-- Records for the exercise follows --

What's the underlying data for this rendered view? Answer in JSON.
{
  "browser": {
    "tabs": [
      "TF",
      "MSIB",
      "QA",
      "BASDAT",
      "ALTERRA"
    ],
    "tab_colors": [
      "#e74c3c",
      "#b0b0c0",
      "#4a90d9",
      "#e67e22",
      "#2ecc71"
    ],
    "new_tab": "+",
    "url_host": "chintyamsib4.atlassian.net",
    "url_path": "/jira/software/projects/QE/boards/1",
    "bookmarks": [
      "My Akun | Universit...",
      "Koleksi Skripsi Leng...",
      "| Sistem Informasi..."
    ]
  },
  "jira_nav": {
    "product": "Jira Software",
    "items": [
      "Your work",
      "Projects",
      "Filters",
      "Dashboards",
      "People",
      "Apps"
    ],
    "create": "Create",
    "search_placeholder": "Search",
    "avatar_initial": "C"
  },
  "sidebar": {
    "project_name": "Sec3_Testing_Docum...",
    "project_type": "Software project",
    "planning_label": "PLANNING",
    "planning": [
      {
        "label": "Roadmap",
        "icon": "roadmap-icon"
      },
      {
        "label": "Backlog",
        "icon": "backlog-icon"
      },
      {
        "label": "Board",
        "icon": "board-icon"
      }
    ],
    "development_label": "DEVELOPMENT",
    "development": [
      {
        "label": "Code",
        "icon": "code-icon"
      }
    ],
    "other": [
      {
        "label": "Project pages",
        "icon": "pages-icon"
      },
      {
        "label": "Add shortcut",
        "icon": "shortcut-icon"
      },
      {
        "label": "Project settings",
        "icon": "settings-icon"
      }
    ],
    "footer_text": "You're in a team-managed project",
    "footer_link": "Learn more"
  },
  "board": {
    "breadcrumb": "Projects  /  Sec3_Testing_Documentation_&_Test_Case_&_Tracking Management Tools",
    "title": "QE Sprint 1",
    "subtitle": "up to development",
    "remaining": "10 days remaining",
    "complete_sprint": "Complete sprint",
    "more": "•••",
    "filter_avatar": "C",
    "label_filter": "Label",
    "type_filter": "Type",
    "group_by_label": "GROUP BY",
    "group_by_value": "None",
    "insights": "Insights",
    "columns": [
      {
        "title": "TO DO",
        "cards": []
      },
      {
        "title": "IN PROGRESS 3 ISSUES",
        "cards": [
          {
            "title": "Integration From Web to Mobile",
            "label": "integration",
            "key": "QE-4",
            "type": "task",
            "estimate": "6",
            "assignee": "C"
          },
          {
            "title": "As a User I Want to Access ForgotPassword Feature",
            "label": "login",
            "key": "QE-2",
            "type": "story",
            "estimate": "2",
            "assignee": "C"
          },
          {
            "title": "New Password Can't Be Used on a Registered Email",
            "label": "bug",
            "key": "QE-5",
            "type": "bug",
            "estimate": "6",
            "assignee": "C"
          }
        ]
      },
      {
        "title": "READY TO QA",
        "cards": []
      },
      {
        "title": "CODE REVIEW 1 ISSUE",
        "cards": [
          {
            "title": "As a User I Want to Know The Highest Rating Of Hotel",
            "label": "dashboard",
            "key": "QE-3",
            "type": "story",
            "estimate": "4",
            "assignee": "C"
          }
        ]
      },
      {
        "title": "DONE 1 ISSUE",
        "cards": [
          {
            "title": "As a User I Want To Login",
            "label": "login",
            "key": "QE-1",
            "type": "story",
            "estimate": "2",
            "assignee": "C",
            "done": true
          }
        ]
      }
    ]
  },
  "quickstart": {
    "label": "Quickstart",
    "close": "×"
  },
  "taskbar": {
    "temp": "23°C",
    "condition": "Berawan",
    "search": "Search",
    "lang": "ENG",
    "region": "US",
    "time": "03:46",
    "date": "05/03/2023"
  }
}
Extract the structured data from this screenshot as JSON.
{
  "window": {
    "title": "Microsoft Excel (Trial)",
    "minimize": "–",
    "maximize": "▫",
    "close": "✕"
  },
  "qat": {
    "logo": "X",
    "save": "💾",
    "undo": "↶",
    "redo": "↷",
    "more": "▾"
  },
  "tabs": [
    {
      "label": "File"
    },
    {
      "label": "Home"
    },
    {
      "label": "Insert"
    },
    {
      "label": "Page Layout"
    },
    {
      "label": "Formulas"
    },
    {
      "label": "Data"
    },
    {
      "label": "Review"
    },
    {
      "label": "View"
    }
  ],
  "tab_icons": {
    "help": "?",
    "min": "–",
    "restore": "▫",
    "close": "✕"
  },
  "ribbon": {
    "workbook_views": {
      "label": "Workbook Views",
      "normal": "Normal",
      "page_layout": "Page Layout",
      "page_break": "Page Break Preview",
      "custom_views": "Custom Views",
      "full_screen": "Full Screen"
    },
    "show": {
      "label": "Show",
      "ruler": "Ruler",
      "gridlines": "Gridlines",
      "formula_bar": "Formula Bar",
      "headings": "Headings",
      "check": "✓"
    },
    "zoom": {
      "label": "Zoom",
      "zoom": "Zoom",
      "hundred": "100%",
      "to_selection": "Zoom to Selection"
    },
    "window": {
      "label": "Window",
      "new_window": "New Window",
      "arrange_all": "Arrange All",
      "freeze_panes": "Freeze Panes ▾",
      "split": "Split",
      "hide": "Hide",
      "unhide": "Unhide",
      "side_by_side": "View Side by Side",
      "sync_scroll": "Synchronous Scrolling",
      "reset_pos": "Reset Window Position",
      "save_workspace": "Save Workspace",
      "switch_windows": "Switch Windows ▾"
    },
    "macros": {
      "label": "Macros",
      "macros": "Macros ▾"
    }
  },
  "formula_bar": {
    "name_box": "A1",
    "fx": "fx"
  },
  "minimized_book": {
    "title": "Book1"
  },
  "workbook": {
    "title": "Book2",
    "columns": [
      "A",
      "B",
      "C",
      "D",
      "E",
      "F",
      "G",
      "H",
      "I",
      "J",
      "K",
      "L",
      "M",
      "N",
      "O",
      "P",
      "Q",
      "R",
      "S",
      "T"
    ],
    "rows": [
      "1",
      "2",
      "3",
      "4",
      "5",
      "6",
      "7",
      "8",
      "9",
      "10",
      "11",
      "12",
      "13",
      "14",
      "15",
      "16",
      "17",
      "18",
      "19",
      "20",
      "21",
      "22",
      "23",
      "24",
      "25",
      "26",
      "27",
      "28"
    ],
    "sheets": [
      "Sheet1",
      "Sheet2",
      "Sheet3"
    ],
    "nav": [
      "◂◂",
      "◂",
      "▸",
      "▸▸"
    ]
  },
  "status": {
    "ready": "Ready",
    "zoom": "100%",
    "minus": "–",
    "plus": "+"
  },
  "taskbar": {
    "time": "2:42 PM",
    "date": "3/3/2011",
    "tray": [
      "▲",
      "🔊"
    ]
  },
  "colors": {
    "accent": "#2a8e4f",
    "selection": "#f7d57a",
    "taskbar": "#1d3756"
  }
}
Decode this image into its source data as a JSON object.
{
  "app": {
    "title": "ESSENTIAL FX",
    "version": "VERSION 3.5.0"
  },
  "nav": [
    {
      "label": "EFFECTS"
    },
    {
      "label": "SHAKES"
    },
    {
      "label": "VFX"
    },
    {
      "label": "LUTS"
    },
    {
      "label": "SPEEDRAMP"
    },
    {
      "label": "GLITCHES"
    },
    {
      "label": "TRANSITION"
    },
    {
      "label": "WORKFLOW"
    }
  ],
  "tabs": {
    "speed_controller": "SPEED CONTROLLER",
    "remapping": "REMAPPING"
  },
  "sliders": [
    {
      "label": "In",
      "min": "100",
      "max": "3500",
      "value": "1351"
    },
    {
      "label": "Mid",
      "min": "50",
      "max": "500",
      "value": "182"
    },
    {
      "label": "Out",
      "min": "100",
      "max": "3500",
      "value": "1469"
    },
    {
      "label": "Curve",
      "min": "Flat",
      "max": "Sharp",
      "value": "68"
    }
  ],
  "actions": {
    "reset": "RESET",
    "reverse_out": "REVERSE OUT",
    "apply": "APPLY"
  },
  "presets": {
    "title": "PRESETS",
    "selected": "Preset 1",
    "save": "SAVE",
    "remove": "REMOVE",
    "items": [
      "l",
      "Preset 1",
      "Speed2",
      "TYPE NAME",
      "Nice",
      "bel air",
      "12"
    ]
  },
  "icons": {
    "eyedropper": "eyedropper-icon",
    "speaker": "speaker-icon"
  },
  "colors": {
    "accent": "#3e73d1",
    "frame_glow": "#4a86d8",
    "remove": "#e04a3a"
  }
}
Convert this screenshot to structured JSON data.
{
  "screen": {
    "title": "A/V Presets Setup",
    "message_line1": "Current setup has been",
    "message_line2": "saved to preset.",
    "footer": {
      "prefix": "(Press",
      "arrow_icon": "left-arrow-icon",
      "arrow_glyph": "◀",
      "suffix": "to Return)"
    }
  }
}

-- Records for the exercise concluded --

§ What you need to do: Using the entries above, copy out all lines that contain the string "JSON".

§ Result for this task:
What's the underlying data for this rendered view? Answer in JSON.
Extract the structured data from this screenshot as JSON.
Decode this image into its source data as a JSON object.
Convert this screenshot to structured JSON data.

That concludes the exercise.